After watching the...
My AMCC 2 wins arrived earlier this week and I was excited to receive my first ever coin from the famed BCD collection. This coin has a lot of eye appeal to me and depicts an interesting subject.
AE Chalkous, struck ca. 350-300 BC
Dia.: 15.4 mm
Wt.: 2.41 g
Obv.: Thessalian rider and horse, rearing right
Rev.: KPAN Bull butting right, trident above
Ref.: BCD Thessaly II 118.5; HGC 4, 391
Ex zumbly collection; Ex BCD collection with tag stating “V. Ex Thess., Apr. 94, DM 35”; Ex AMCC 2, Lot 5 (Nov. 9, 2019)
The Thessalian Taurokathapsia
In ancient mythology, the plain of Thessaly was once a giant lake surrounded on all sides by mountains. Poseidon, in his role as the god of earthquakes, split open an outlet through the mountains by which the lake was drained and the land of Thessaly was created.
In gratitude to Poseidon, the Thessalians held festivals in his...
When in Rome collectors will want to see the Coliseum and the Forum. Near, but not in, the Forum is the Capitoline museum with its hall of imperial busts, which I highly recommend. But that is something else. This post focuses on the Palatine Museum.
The ticket to the Coliseum and Forum includes entry to the Palatine, which is the hill where the emperors had their palaces. There is a great deal of beautiful space on the Palatine. I was there last week. (Yes, it was November and, as often happens, it rained a great deal in the afternoon, but we got lucky and saw these sites in the morning before the rain.) There were probably 20 tourists on the Forum for every one visiting the peaceful Palatine, with its wonderful overlook of the Forum.
When you get down to the level of the Forum, you can look back up and see where you were (way at the top):
It is easy to walk right past the Palatine Museum, which is well off the...
Elagabalus AD 218-222, 3.28 g, 18.2 mm, 6 h.
Fourrée Denarius, imitative issue, (after AD 250?).
Unknown (Sarmatian?) mint.
Obv: ΛNTONINVS PIVS FEL ΛVG; Laureate, draped, and cuirassed bust right.
Rev: CONCORDIΛ; Two standards between two aquilae; NILIT in exergue (sic, the N backwards and replacing the correct M, and the L looking like an upside-down T).
Refs: imitation of: RIC 187; BMC 275; C 15; Thirion-344.
Notes: See CNG E-Auction 281, June 20, 2012, lot 369 (same dies).
Julia Soaemias, AD 218-222.
Fourrée Denarius, imitative issue, (after AD 250?).
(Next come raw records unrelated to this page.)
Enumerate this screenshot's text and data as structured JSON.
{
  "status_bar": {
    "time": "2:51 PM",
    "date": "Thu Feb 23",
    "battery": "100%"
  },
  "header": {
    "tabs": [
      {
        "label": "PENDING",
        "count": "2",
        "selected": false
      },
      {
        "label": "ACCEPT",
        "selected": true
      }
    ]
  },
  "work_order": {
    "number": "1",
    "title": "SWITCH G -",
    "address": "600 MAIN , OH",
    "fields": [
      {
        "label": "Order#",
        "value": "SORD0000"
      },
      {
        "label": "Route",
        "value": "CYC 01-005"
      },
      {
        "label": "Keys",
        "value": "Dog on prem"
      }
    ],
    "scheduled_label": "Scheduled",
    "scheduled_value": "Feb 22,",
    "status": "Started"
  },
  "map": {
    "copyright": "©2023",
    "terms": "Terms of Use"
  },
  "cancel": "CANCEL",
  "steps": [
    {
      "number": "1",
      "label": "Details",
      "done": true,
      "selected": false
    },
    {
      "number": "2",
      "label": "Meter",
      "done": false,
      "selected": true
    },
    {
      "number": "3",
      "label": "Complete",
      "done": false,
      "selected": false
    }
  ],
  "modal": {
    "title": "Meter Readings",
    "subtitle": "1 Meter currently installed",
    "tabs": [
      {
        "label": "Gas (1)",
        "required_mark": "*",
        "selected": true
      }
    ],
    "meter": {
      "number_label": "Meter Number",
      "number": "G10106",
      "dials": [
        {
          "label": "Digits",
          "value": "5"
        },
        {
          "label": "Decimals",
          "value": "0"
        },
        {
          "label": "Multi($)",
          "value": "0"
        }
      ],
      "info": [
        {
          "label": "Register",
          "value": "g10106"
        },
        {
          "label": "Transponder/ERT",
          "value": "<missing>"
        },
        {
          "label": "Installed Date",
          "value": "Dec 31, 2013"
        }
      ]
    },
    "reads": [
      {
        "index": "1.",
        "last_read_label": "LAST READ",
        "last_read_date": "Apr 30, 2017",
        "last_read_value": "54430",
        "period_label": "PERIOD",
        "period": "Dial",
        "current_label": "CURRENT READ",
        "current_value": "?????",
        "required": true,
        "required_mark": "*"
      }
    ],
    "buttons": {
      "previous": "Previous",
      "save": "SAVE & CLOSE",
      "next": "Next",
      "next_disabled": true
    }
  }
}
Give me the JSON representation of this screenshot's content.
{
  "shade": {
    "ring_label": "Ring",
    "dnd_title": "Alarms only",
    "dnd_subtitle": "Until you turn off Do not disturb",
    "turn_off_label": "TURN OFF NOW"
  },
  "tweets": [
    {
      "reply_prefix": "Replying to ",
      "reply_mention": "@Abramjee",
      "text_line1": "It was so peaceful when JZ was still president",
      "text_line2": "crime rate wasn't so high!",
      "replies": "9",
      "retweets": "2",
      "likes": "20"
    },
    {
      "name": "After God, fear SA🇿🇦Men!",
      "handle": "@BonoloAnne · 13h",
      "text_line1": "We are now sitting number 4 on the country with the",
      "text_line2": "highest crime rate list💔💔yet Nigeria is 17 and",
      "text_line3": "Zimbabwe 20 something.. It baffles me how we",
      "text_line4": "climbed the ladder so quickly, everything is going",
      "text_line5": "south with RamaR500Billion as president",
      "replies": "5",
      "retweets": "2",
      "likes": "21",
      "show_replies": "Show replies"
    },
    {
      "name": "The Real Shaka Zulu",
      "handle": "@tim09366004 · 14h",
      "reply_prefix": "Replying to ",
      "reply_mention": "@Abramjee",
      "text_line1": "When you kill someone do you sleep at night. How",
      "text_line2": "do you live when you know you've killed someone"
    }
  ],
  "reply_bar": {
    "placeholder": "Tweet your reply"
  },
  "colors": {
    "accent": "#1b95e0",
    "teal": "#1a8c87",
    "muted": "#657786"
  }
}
Unknown (Sarmatian?) mint, 3.12 g, 18.6 mm, 5 h.
Obv: IVLIA SOAEMIAS AVGVSTA, bare-headed and draped bust, right.
Rev: ΛESIA (sic), Vesta seated left, holding simpulum and scepter.
Refs: cf. RIC 247-248; BMCRE p. 539, f (ancient forgery); RSC 22a.
Notes: See CNG E-Auction 281, June 20, 2012, lot 373 (same dies). Correctly identified in the BM catalogue as a hybrid with a...
Page 1 of 60